She spends 2 XP and says that she has a great deal of experience in using these. As a result, she is trained in operating (and breaking into) these computers. This is just like being trained in computer use or hacking, but it applies only to computers found in that particular location. The skill is extremely useful in the facility, but nowhere else.
Medium-term benefits are usually story based. For example, a character can spend 2 XP while climbing through mountains and say that she has experience with climbing in regions like these, or perhaps she spends the XP after she’s been in the mountains for a while and says that she’s picked up the feel for climbing there. Either way, from now on, she is trained in climbing in those mountains. This helps her now and any time she returns to the area, but she’s not trained in climbing everywhere.
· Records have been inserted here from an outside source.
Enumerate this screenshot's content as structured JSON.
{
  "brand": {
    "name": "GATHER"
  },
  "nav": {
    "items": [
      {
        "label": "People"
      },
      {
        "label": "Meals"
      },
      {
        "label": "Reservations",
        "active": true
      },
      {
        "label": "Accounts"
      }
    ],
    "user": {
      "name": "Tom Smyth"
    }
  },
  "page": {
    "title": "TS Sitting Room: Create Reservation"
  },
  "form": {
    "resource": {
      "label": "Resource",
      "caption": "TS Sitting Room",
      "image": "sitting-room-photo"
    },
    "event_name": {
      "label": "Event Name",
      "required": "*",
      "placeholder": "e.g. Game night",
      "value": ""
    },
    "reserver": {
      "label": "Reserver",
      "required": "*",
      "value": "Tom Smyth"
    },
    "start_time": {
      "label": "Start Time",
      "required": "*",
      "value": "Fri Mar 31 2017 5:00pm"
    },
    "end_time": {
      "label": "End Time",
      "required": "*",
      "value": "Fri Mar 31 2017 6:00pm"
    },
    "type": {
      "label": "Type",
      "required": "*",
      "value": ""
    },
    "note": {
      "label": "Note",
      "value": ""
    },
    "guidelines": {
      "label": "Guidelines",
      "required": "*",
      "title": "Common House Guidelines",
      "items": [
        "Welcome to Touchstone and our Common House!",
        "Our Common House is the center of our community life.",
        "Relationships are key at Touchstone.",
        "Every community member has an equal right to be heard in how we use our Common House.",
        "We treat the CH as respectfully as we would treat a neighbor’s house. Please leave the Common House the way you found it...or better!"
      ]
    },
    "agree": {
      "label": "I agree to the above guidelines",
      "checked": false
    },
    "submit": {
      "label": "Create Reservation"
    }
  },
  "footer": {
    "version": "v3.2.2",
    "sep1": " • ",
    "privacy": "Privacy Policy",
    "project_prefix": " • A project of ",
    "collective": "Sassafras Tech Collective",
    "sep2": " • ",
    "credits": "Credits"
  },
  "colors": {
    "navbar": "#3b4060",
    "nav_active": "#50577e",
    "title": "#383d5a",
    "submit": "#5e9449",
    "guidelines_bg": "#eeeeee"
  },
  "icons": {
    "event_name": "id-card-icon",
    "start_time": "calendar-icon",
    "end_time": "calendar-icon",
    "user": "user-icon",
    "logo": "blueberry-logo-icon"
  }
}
In many ways, the long-term benefits a PC can gain by spending XP are a means of integrating the mechanics of the game with the story. Players can codify things that happen to their characters by talking to the GM and spending 3 XP. For example, a character named Jessica spends a long time working in a kitchen in a restaurant that she believes is owned by a man who works for shapechanging spies from another planet. During that time, she becomes familiar with cooking. Jessica’s player talks with the GM and says that she would like the experience to have a lasting effect on her character. She spends 3 XP and gains familiarity with cooking.